Team Sky enjoyed a memorable day on the 11th stage of the Vuelta a España yesterday, with Chris Froome taking the leader's red jersey and Bradley Wiggins bursting into the top three.
HTC's Tony Martin was the winner of the 47km (29-mile) stage around Salamanca, recording a time of 55 minutes and 54 seconds. Froome was just 59 seconds behind him, though, with Wiggins a further 23 second back.
Yesterday's gains mean Froome has moved 13 places up the general classification, and he leads the race from Jakob Fuglsang by 12 seconds. Wiggins, his more illustrious team-mate, is only 20 seconds off the lead in third place, and will be viewing tomorrow's arduous 167km ride from Verin to Estacion de Montana Manzaneda as his chance to seize control.

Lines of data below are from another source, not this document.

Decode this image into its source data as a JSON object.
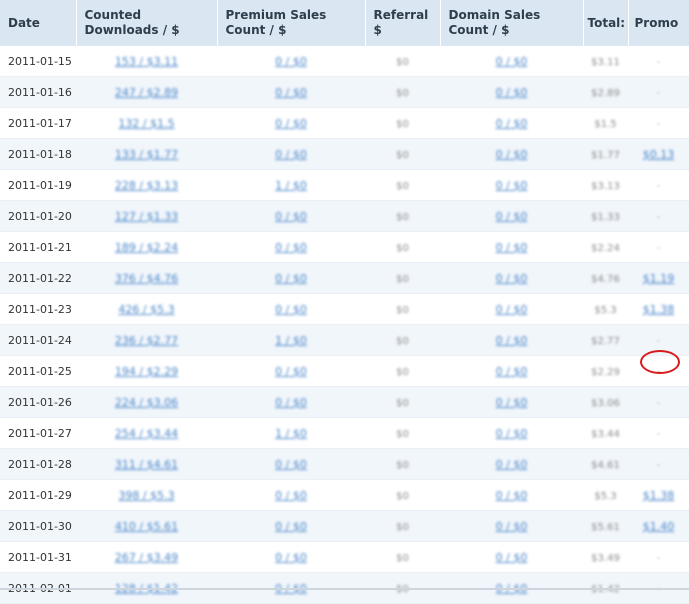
{
  "headers": {
    "date": "Date",
    "counted_downloads": "Counted Downloads / $",
    "premium_sales": "Premium Sales Count / $",
    "referral": "Referral $",
    "domain_sales": "Domain Sales Count / $",
    "total": "Total:",
    "promo": "Promo"
  },
  "rows": [
    {
      "date": "2011-01-15",
      "downloads": "153 / $3.11",
      "premium": "0 / $0",
      "referral": "$0",
      "domain": "0 / $0",
      "total": "$3.11",
      "promo": "-"
    },
    {
      "date": "2011-01-16",
      "downloads": "247 / $2.89",
      "premium": "0 / $0",
      "referral": "$0",
      "domain": "0 / $0",
      "total": "$2.89",
      "promo": "-"
    },
    {
      "date": "2011-01-17",
      "downloads": "132 / $1.5",
      "premium": "0 / $0",
      "referral": "$0",
      "domain": "0 / $0",
      "total": "$1.5",
      "promo": "-"
    },
    {
      "date": "2011-01-18",
      "downloads": "133 / $1.77",
      "premium": "0 / $0",
      "referral": "$0",
      "domain": "0 / $0",
      "total": "$1.77",
      "promo": "$0.13"
    },
    {
      "date": "2011-01-19",
      "downloads": "228 / $3.13",
      "premium": "1 / $0",
      "referral": "$0",
      "domain": "0 / $0",
      "total": "$3.13",
      "promo": "-"
    },
    {
      "date": "2011-01-20",
      "downloads": "127 / $1.33",
      "premium": "0 / $0",
      "referral": "$0",
      "domain": "0 / $0",
      "total": "$1.33",
      "promo": "-"
    },
    {
      "date": "2011-01-21",
      "downloads": "189 / $2.24",
      "premium": "0 / $0",
      "referral": "$0",
      "domain": "0 / $0",
      "total": "$2.24",
      "promo": "-"
    },
    {
      "date": "2011-01-22",
      "downloads": "376 / $4.76",
      "premium": "0 / $0",
      "referral": "$0",
      "domain": "0 / $0",
      "total": "$4.76",
      "promo": "$1.19"
    },
    {
      "date": "2011-01-23",
      "downloads": "426 / $5.3",
      "premium": "0 / $0",
      "referral": "$0",
      "domain": "0 / $0",
      "total": "$5.3",
      "promo": "$1.38"
    },
    {
      "date": "2011-01-24",
      "downloads": "236 / $2.77",
      "premium": "1 / $0",
      "referral": "$0",
      "domain": "0 / $0",
      "total": "$2.77",
      "promo": "-"
    },
    {
      "date": "2011-01-25",
      "downloads": "194 / $2.29",
      "premium": "0 / $0",
      "referral": "$0",
      "domain": "0 / $0",
      "total": "$2.29",
      "promo": "-"
    },
    {
      "date": "2011-01-26",
      "downloads": "224 / $3.06",
      "premium": "0 / $0",
      "referral": "$0",
      "domain": "0 / $0",
      "total": "$3.06",
      "promo": "-"
    },
    {
      "date": "2011-01-27",
      "downloads": "254 / $3.44",
      "premium": "1 / $0",
      "referral": "$0",
      "domain": "0 / $0",
      "total": "$3.44",
      "promo": "-"
    },
    {
      "date": "2011-01-28",
      "downloads": "311 / $4.61",
      "premium": "0 / $0",
      "referral": "$0",
      "domain": "0 / $0",
      "total": "$4.61",
      "promo": "-"
    },
    {
      "date": "2011-01-29",
      "downloads": "398 / $5.3",
      "premium": "0 / $0",
      "referral": "$0",
      "domain": "0 / $0",
      "total": "$5.3",
      "promo": "$1.38"
    },
    {
      "date": "2011-01-30",
      "downloads": "410 / $5.61",
      "premium": "0 / $0",
      "referral": "$0",
      "domain": "0 / $0",
      "total": "$5.61",
      "promo": "$1.40"
    },
    {
      "date": "2011-01-31",
      "downloads": "267 / $3.49",
      "premium": "0 / $0",
      "referral": "$0",
      "domain": "0 / $0",
      "total": "$3.49",
      "promo": "-"
    },
    {
      "date": "2011-02-01",
      "downloads": "128 / $1.42",
      "premium": "0 / $0",
      "referral": "$0",
      "domain": "0 / $0",
      "total": "$1.42",
      "promo": "-"
    }
  ],
  "colors": {
    "header_bg": "#dae7f3",
    "row_alt_bg": "#f1f6fb",
    "link": "#4a86c9",
    "highlight_circle": "#d81b1b"
  }
}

Meanwhile, the final set of drug tests conducted at this year's Tour de France all produced negative results, cycling's world governing body, the UCI, has announced.
HTC rider Alexandr Kolobnev tested positive for the banned diuretic hydrochlorothiazide after stage four of the event, but the sport's governing body said all subsequent samples had been given the all-clear.

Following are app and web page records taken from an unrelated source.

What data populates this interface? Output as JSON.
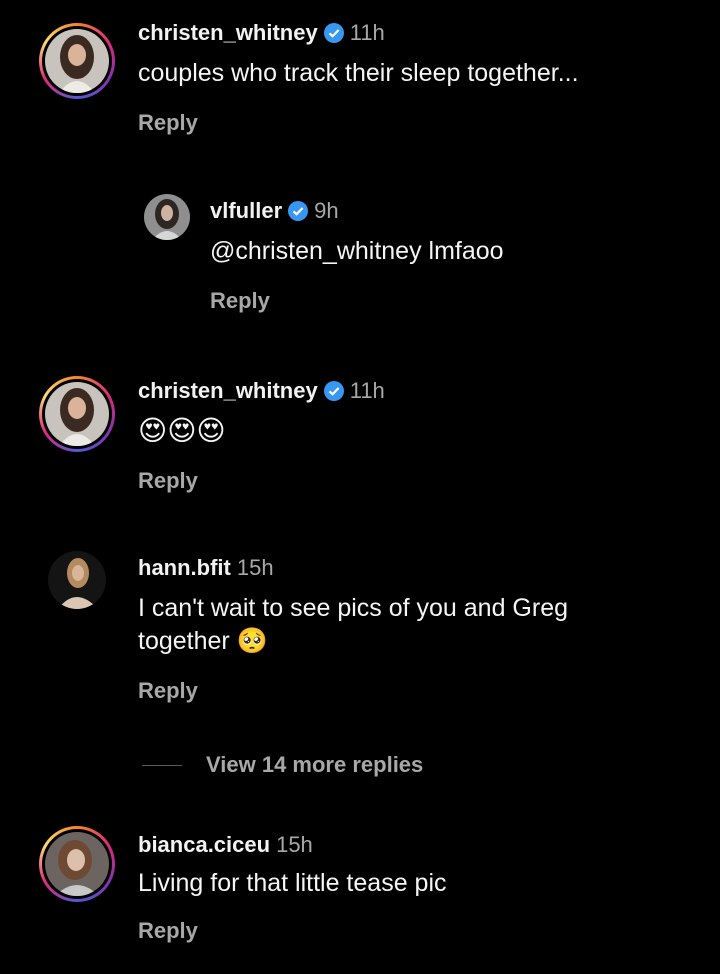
{
  "comments": [
    {
      "username": "christen_whitney",
      "verified": true,
      "time": "11h",
      "text": "couples who track their sleep together...",
      "reply_label": "Reply"
    },
    {
      "username": "vlfuller",
      "verified": true,
      "time": "9h",
      "text": "@christen_whitney lmfaoo",
      "reply_label": "Reply"
    },
    {
      "username": "christen_whitney",
      "verified": true,
      "time": "11h",
      "text": "😍😍😍",
      "reply_label": "Reply"
    },
    {
      "username": "hann.bfit",
      "verified": false,
      "time": "15h",
      "text_line1": "I can't wait to see pics of you and Greg",
      "text_line2": "together 🥺",
      "reply_label": "Reply"
    },
    {
      "username": "bianca.ciceu",
      "verified": false,
      "time": "15h",
      "text": "Living for that little tease pic",
      "reply_label": "Reply"
    }
  ],
  "view_more_replies": "View 14 more replies",
  "colors": {
    "background": "#000000",
    "verified_badge": "#3897f0",
    "secondary_text": "#a8a8a8"
  }
}
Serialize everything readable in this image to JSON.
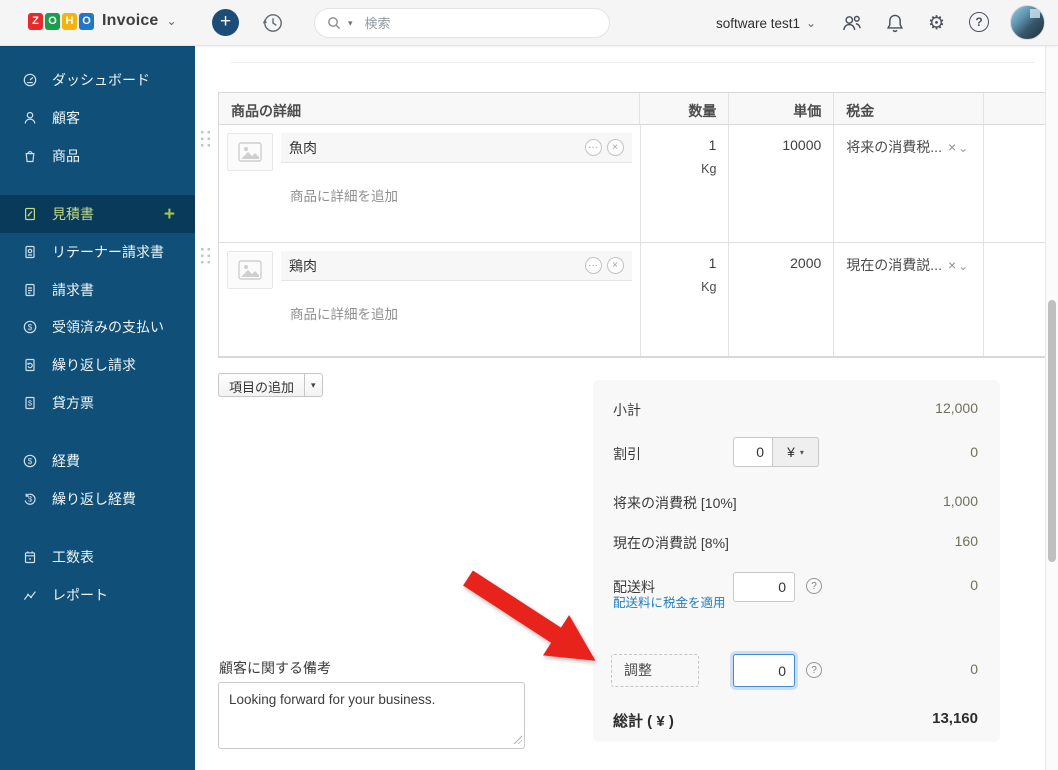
{
  "topbar": {
    "logo_letters": [
      "Z",
      "O",
      "H",
      "O"
    ],
    "logo_product": "Invoice",
    "search_placeholder": "検索",
    "org_name": "software test1"
  },
  "sidebar": {
    "items": [
      {
        "label": "ダッシュボード"
      },
      {
        "label": "顧客"
      },
      {
        "label": "商品"
      },
      {
        "label": "見積書",
        "selected": true
      },
      {
        "label": "リテーナー請求書"
      },
      {
        "label": "請求書"
      },
      {
        "label": "受領済みの支払い"
      },
      {
        "label": "繰り返し請求"
      },
      {
        "label": "貸方票"
      },
      {
        "label": "経費"
      },
      {
        "label": "繰り返し経費"
      },
      {
        "label": "工数表"
      },
      {
        "label": "レポート"
      }
    ]
  },
  "items_table": {
    "headers": {
      "details": "商品の詳細",
      "quantity": "数量",
      "rate": "単価",
      "tax": "税金"
    },
    "rows": [
      {
        "name": "魚肉",
        "add_detail": "商品に詳細を追加",
        "quantity": "1",
        "unit": "Kg",
        "rate": "10000",
        "tax": "将来の消費税..."
      },
      {
        "name": "鶏肉",
        "add_detail": "商品に詳細を追加",
        "quantity": "1",
        "unit": "Kg",
        "rate": "2000",
        "tax": "現在の消費説..."
      }
    ],
    "add_line_label": "項目の追加"
  },
  "summary": {
    "subtotal_label": "小計",
    "subtotal_value": "12,000",
    "discount_label": "割引",
    "discount_input": "0",
    "discount_unit": "¥",
    "discount_value": "0",
    "tax1_label": "将来の消費税 [10%]",
    "tax1_value": "1,000",
    "tax2_label": "現在の消費説 [8%]",
    "tax2_value": "160",
    "shipping_label": "配送料",
    "shipping_link": "配送料に税金を適用",
    "shipping_input": "0",
    "shipping_value": "0",
    "adjustment_label": "調整",
    "adjustment_input": "0",
    "adjustment_value": "0",
    "total_label": "総計 ( ¥ )",
    "total_value": "13,160"
  },
  "notes": {
    "label": "顧客に関する備考",
    "value": "Looking forward for your business."
  },
  "glyphs": {
    "plus": "+",
    "caret": "▾",
    "chevron": "⌄",
    "ellipsis": "···",
    "close": "×",
    "question": "?"
  }
}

A statement from the UCI said: "The Cycling Anti-Doping Foundation has received the complete and final results of the tests carried out at the Tour de France 2011. The last samples received from the Chatenay-Malabry, Lausanne and Cologne laboratories all showed a negative result."
The UCI president, Pat McQuaid, believes the results indicate cycling's authorities are on course to eradicate the doping problems which have blighted the sport in recent years.

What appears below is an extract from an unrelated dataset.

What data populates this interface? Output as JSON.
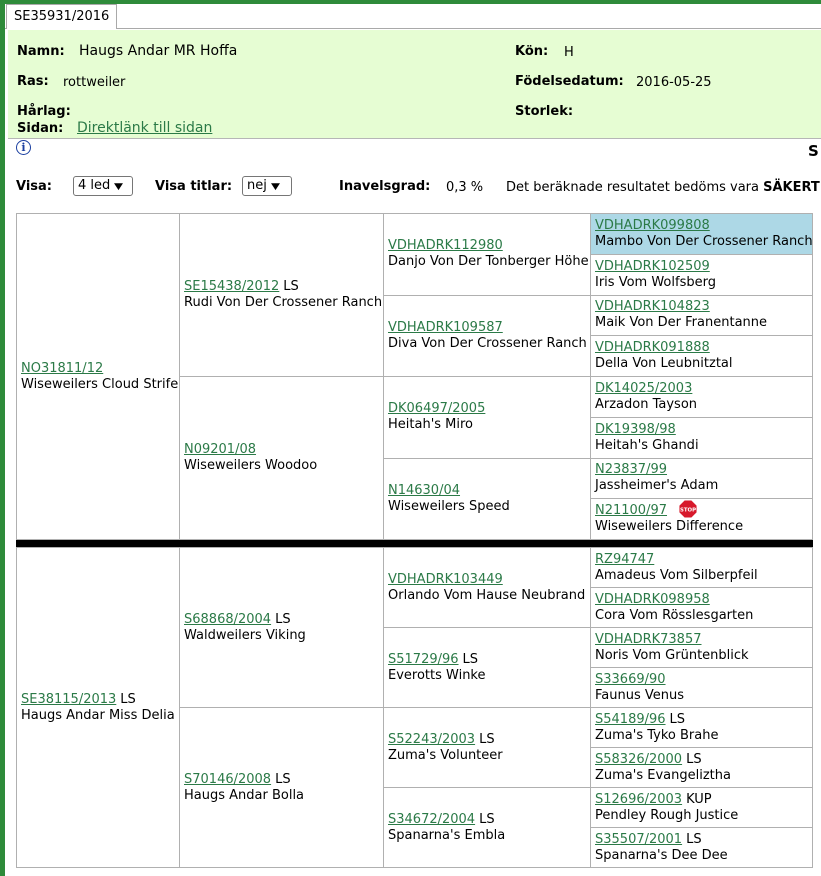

"This excellent news further highlights the quality of the various anti-doping measures brought in by the UCI in recent years, especially the introduction of the biological passport," McQuaid said.
Floyd Landis, Michael Rasmussen and the 2010 winner Alberto Contador are among those who have tested positive for banned substances.
Contador's case will be heard by the Court of Arbitration for Sport in November. He tested positive for clenbuterol in last year's event, but blamed contaminated meat and was acquitted by the Spanish Cycling Federation. The UCI and World Anti-Doping Agency are appealing.Reuse content